|06 Mar 2018
|19 Oct 2021
A bit surprised for having this invention granted in a exploding sector like the one of natural language processing. The 2017, when I implemented this idea, was still a golden age for NLP, where was possible for non-specialists like me, to have some breakthroughs via new applications of neural networks.
Nowdays (2022), this method might look archaic and outdated by far more sophisticated approaches (e.g.: transformers and large language models), but the problem was intended to solve, seems to me largely ignored even today by a variety of commercial digital assistants out there in the market.
Setup a chatbot for managing a business process in the consumer retail means mostly designing a tree of steps users will follow for finalizing what they intend to do. Those states are the direct successors of previous choices, and from there, users may do one or more actions to move down in the decision tree. I believe/d it is/was a rigid paradigm. We are very flexible to jump among different topics even though we are focusing on completing a specific task. Chatbots (aka digital assistants) expose a textual interface that make user inclined to communicate as they do with people, not with computer programs, and we don’t follow decision trees very much. When a consumer is finalizing a purchase process but then asks info about delivery, the chatbot will switch to that context, ready to back to the checkout as soon as the information is provided, or at user’s request.

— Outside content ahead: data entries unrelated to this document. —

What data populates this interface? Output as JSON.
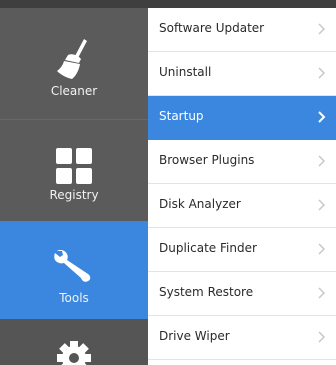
{
  "colors": {
    "nav_bg": "#5b5b5b",
    "active": "#3b87df",
    "menu_bg": "#ffffff",
    "divider": "#e3e3e3",
    "chevron": "#c8c8c8"
  },
  "nav": {
    "items": [
      {
        "label": "Cleaner",
        "icon": "broom-icon"
      },
      {
        "label": "Registry",
        "icon": "grid-icon"
      },
      {
        "label": "Tools",
        "icon": "wrench-icon",
        "active": true
      },
      {
        "label": "",
        "icon": "gear-icon"
      }
    ]
  },
  "menu": {
    "items": [
      {
        "label": "Software Updater"
      },
      {
        "label": "Uninstall"
      },
      {
        "label": "Startup",
        "active": true
      },
      {
        "label": "Browser Plugins"
      },
      {
        "label": "Disk Analyzer"
      },
      {
        "label": "Duplicate Finder"
      },
      {
        "label": "System Restore"
      },
      {
        "label": "Drive Wiper"
      }
    ]
  }
}
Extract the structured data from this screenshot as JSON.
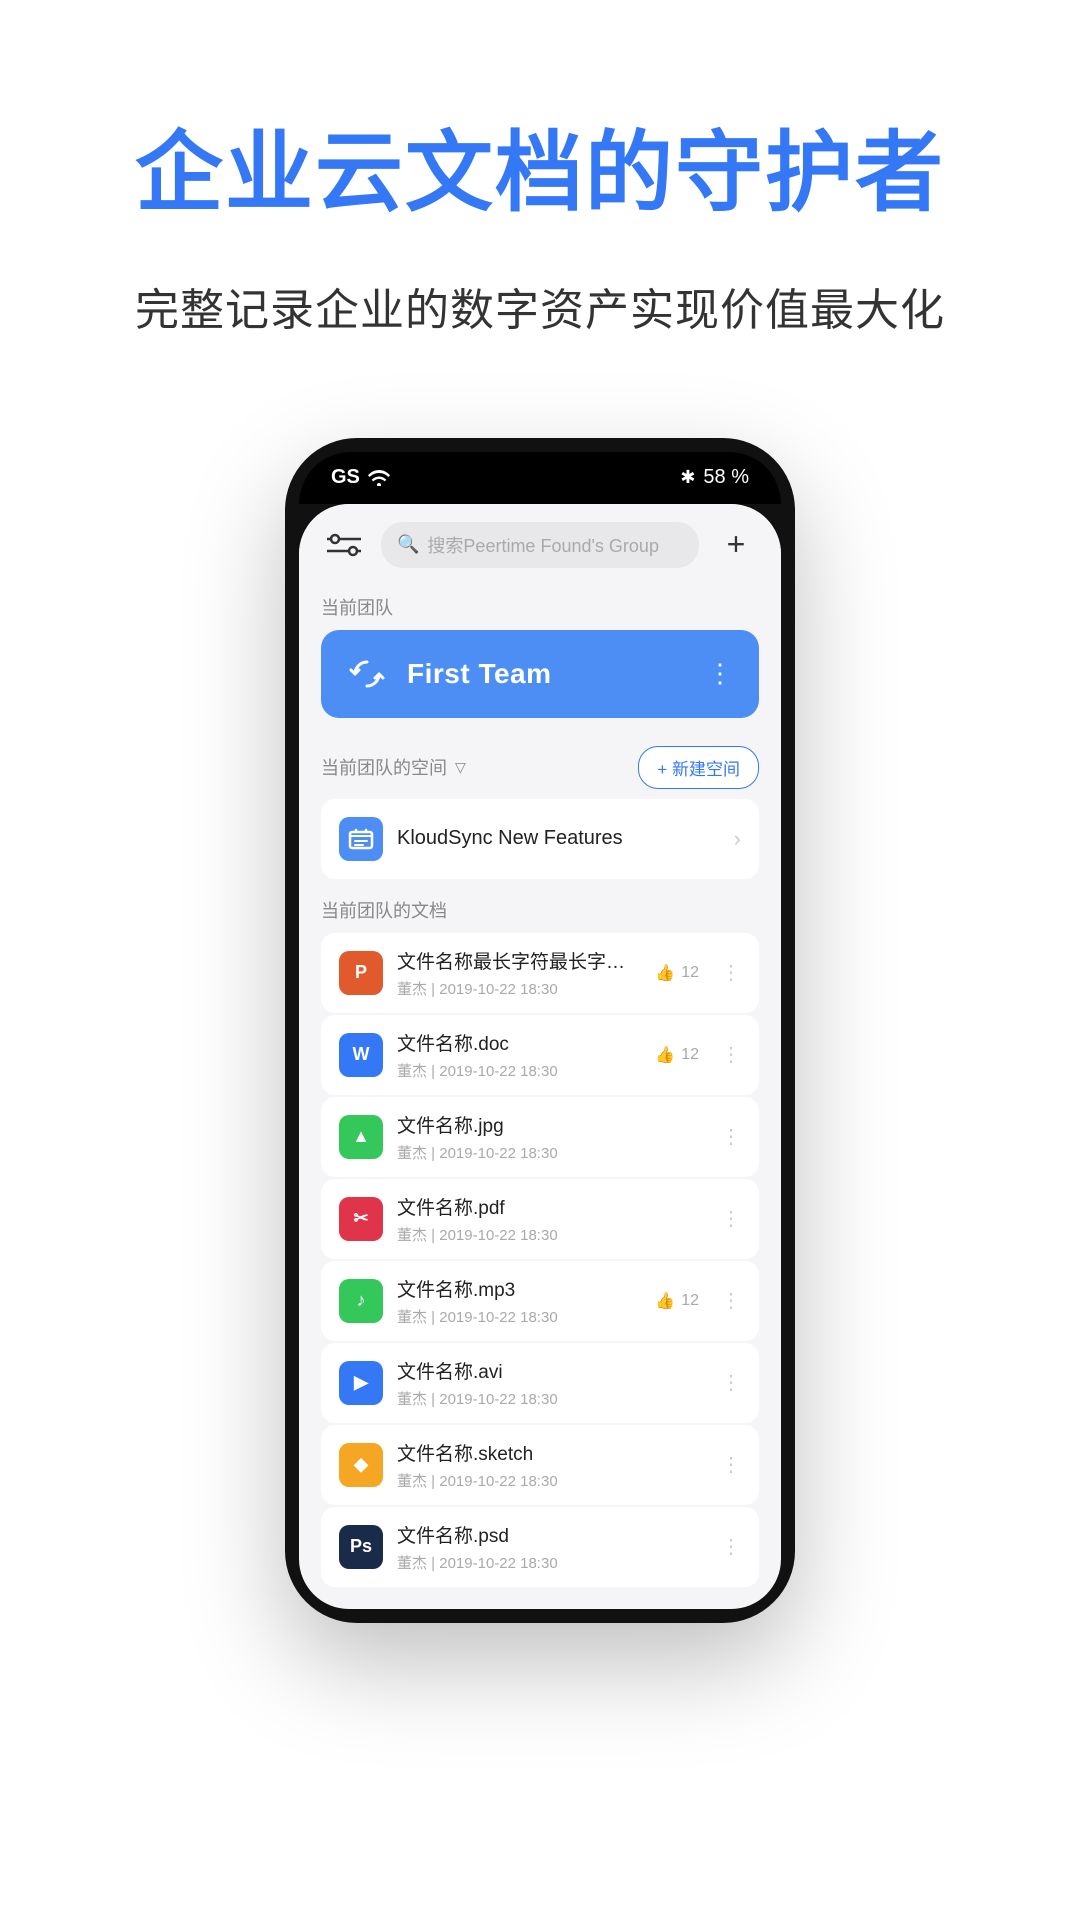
{
  "hero": {
    "title": "企业云文档的守护者",
    "subtitle": "完整记录企业的数字资产实现价值最大化"
  },
  "status_bar": {
    "carrier": "GS",
    "wifi": true,
    "bluetooth": true,
    "battery": "58 %"
  },
  "search": {
    "placeholder": "搜索Peertime Found's Group"
  },
  "current_team_label": "当前团队",
  "team": {
    "name": "First Team"
  },
  "space_section_label": "当前团队的空间",
  "new_space_btn": "+ 新建空间",
  "spaces": [
    {
      "name": "KloudSync New Features",
      "icon_color": "#4d8ef5"
    }
  ],
  "docs_section_label": "当前团队的文档",
  "files": [
    {
      "name": "文件名称最长字符最长字符最长...ppt",
      "type": "ppt",
      "icon_label": "P",
      "author": "董杰",
      "date": "2019-10-22  18:30",
      "likes": 12,
      "show_likes": true
    },
    {
      "name": "文件名称.doc",
      "type": "doc",
      "icon_label": "W",
      "author": "董杰",
      "date": "2019-10-22  18:30",
      "likes": 12,
      "show_likes": true
    },
    {
      "name": "文件名称.jpg",
      "type": "jpg",
      "icon_label": "▲",
      "author": "董杰",
      "date": "2019-10-22  18:30",
      "likes": null,
      "show_likes": false
    },
    {
      "name": "文件名称.pdf",
      "type": "pdf",
      "icon_label": "✂",
      "author": "董杰",
      "date": "2019-10-22  18:30",
      "likes": null,
      "show_likes": false
    },
    {
      "name": "文件名称.mp3",
      "type": "mp3",
      "icon_label": "♪",
      "author": "董杰",
      "date": "2019-10-22  18:30",
      "likes": 12,
      "show_likes": true
    },
    {
      "name": "文件名称.avi",
      "type": "avi",
      "icon_label": "▶",
      "author": "董杰",
      "date": "2019-10-22  18:30",
      "likes": null,
      "show_likes": false
    },
    {
      "name": "文件名称.sketch",
      "type": "sketch",
      "icon_label": "◆",
      "author": "董杰",
      "date": "2019-10-22  18:30",
      "likes": null,
      "show_likes": false
    },
    {
      "name": "文件名称.psd",
      "type": "psd",
      "icon_label": "Ps",
      "author": "董杰",
      "date": "2019-10-22  18:30",
      "likes": null,
      "show_likes": false
    }
  ],
  "icons": {
    "filter": "⇌",
    "search": "🔍",
    "plus": "+",
    "more_vertical": "⋮",
    "refresh": "↻",
    "chevron_down": "▽",
    "chevron_right": "›",
    "like": "👍"
  }
}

Moreover, the same utterance in a context might be handled differently in another context. In an online grocery, if you ask how much it costs? when browsing an item, it clearly means you request the price of that product. If you are asking information about delivery, the same call means you request the price for that service, nothing else.
👉 Here you can find a demo of Charly, the conversational commerce prototype that inspired this idea.
Technically, the conversational flow is managed by a neural network that comprises convolution neural network (CNN) layer and a long/short term memory (LSTM) downstream.
The CNN was feed with word embeddings of a clearified input text, corroborated with 13 features that signal the presence of questions, catalog products, addresses, named entity records and their classification, sentiment markers, etc.
LSTMs will get as input the CNN representation, and they will keep pace of contextual dialog.
Training will be performed by automatically mixing conversational units in order to mimic an artificial randomization of what might happen when interacting with a real user. Those units are sub-modules of broader business processes (checkout, ticket creation, restaurant booking), and represent the smallest meaningful exchange of information with the human user. Simply enough, it worked. It could have been an promising branch of research and the basis of other fruitful inventions.